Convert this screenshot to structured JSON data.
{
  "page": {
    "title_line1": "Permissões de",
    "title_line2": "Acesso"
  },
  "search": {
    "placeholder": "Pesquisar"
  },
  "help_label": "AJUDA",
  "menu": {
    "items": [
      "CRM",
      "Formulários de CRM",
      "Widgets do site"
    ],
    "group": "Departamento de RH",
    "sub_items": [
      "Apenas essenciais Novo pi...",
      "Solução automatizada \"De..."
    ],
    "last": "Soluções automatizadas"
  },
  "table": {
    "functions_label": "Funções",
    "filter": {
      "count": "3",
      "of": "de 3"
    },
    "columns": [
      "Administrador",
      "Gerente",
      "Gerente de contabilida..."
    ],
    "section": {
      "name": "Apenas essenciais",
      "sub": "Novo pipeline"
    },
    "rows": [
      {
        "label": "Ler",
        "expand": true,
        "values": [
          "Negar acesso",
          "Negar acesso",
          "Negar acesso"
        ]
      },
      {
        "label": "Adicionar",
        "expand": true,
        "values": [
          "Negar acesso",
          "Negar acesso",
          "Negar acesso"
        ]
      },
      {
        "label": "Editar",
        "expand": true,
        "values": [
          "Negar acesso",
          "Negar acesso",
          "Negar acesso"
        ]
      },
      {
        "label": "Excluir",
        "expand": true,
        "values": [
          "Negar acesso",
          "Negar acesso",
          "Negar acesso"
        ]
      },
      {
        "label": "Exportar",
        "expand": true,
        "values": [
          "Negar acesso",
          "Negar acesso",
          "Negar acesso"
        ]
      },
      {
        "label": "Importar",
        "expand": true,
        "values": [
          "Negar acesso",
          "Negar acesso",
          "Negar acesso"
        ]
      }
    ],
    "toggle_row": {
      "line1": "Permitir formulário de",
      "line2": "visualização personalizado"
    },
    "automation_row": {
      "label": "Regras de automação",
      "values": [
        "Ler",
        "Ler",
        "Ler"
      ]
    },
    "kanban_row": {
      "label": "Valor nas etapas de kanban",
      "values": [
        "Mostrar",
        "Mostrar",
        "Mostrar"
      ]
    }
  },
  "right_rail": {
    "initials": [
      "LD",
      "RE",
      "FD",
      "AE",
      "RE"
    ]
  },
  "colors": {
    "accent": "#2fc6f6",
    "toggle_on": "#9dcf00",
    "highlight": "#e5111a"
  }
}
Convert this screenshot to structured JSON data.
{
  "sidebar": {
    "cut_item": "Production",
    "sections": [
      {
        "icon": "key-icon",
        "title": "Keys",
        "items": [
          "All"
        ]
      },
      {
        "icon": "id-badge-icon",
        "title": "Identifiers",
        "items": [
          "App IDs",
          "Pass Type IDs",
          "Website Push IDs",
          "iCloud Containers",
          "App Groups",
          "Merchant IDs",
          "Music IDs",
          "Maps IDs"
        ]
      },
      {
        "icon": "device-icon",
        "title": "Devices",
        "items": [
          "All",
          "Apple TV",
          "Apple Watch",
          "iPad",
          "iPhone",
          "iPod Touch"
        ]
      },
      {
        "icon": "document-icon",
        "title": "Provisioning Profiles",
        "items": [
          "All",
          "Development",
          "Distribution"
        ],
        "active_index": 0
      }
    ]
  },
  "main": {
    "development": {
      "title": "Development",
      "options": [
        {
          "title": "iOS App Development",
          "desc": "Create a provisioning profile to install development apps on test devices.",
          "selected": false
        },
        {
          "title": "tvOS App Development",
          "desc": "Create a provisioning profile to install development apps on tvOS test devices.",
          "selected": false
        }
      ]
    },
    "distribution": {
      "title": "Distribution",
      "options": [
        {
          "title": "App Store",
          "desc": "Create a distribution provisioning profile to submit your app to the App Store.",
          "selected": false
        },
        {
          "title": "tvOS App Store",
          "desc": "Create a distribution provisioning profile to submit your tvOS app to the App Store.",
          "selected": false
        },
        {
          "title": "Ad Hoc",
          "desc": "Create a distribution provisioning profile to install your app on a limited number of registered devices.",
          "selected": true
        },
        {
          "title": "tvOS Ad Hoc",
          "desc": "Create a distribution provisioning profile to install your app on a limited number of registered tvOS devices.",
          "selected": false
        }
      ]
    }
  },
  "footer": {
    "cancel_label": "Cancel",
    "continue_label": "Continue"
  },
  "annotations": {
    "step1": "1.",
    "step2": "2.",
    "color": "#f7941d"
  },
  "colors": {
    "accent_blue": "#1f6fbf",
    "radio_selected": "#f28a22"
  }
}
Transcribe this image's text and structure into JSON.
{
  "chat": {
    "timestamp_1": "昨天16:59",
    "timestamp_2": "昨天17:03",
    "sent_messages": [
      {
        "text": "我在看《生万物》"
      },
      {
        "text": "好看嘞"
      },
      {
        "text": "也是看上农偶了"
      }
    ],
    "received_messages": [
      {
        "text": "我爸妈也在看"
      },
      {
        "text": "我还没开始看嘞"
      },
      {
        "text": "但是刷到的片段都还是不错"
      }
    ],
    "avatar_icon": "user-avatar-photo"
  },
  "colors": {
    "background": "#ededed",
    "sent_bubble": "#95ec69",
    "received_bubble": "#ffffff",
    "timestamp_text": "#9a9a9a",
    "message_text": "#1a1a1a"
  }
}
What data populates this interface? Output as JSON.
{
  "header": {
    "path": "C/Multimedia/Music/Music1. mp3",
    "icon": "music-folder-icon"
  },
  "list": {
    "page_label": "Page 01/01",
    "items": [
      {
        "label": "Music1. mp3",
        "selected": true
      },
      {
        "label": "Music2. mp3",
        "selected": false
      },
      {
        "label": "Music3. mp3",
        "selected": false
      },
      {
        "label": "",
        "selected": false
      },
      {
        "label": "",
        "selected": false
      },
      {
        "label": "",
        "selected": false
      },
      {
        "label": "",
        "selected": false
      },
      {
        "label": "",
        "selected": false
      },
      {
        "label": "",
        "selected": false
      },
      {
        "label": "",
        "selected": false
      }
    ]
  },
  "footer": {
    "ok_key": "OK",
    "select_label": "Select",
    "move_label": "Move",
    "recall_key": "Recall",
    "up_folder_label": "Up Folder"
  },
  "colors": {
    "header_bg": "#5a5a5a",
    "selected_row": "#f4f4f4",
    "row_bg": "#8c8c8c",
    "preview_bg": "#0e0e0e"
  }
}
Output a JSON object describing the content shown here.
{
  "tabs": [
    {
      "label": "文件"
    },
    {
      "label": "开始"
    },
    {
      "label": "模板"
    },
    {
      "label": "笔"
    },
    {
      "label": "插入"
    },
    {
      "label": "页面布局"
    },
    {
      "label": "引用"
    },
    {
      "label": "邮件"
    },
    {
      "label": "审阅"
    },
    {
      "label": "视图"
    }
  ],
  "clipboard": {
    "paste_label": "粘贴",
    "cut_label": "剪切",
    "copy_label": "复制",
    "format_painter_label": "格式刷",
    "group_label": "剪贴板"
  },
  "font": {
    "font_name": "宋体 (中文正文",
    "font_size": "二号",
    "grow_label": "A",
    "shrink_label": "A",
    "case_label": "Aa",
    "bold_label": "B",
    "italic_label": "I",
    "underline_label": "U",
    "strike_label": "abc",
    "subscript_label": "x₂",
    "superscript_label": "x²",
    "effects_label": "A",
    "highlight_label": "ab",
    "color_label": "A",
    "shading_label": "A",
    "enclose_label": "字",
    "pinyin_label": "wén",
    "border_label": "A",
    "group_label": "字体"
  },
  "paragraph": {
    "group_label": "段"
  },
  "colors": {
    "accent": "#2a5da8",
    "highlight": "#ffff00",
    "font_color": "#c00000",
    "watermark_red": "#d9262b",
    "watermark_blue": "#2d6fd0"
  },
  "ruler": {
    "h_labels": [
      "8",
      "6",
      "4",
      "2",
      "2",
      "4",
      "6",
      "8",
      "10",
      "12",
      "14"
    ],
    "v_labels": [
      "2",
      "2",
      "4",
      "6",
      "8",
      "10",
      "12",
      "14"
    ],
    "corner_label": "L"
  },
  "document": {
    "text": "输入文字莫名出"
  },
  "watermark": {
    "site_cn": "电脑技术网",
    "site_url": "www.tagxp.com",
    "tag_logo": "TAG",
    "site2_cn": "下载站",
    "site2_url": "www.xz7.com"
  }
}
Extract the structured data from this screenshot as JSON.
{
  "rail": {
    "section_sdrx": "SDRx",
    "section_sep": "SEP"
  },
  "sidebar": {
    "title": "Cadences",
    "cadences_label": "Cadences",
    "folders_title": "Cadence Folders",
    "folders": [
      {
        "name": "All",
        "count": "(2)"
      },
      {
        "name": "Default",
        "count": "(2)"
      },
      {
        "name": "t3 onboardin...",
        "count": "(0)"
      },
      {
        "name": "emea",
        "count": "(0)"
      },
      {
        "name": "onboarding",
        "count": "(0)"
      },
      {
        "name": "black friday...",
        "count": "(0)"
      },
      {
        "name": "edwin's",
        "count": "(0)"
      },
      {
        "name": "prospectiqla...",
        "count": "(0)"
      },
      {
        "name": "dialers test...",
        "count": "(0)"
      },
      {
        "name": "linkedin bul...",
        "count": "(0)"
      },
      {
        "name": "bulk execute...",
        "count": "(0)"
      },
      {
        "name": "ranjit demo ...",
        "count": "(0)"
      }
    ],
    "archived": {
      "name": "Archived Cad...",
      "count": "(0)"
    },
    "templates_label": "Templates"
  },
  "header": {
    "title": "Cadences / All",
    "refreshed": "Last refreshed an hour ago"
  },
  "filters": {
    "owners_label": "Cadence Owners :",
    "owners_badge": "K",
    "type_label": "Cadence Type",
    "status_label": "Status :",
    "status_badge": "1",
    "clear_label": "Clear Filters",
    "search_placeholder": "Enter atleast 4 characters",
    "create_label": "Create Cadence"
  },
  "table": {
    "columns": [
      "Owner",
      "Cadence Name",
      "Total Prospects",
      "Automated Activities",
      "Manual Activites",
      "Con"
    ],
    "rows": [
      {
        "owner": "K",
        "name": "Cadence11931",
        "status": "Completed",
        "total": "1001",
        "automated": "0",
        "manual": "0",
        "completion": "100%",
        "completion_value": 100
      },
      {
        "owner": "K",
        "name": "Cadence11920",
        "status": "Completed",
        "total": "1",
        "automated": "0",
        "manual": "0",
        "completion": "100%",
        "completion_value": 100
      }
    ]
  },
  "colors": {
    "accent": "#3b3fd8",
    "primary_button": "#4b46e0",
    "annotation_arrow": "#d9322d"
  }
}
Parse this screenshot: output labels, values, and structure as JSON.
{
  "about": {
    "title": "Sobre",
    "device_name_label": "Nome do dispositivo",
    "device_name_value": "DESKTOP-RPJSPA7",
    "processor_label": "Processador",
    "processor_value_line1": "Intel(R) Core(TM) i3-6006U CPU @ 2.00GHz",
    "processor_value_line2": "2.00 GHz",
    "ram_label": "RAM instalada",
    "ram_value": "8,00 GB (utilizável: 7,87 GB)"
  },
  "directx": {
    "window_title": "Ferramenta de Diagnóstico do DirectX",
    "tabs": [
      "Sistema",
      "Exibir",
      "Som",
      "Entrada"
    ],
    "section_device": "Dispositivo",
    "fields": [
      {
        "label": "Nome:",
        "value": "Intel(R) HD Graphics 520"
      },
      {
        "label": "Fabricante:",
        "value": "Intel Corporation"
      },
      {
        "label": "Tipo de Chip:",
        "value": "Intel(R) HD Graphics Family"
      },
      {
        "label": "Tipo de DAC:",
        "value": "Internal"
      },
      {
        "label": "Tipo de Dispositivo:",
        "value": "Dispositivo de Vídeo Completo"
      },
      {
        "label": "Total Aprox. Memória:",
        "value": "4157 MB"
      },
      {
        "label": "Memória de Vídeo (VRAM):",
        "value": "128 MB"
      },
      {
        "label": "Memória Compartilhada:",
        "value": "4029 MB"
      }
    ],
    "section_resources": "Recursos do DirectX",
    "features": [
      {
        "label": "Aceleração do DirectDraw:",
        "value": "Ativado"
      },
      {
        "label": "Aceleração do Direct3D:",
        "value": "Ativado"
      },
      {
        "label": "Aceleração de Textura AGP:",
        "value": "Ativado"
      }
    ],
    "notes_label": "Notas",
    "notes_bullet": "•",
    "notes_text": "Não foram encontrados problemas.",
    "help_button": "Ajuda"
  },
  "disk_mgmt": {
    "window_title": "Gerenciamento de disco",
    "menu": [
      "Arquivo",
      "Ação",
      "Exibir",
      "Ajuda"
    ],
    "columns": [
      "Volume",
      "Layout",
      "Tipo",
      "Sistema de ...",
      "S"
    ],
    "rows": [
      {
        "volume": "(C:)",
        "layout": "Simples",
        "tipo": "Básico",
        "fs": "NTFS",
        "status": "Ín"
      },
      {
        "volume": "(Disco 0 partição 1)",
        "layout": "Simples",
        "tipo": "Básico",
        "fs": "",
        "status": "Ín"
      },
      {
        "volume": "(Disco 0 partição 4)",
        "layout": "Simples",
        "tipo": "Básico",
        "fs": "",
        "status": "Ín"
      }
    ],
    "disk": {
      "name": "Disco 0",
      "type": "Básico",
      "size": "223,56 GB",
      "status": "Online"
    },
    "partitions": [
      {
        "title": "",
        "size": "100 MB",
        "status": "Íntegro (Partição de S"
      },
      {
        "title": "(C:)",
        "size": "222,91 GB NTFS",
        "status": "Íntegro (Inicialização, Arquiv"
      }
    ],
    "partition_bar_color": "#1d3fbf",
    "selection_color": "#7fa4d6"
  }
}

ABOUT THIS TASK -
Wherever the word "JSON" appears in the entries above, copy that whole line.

EXPECTED ANSWER -
Convert this screenshot to structured JSON data.
Convert this screenshot to structured JSON data.
Transcribe this image's text and structure into JSON.
What data populates this interface? Output as JSON.
Output a JSON object describing the content shown here.
Extract the structured data from this screenshot as JSON.
Parse this screenshot: output labels, values, and structure as JSON.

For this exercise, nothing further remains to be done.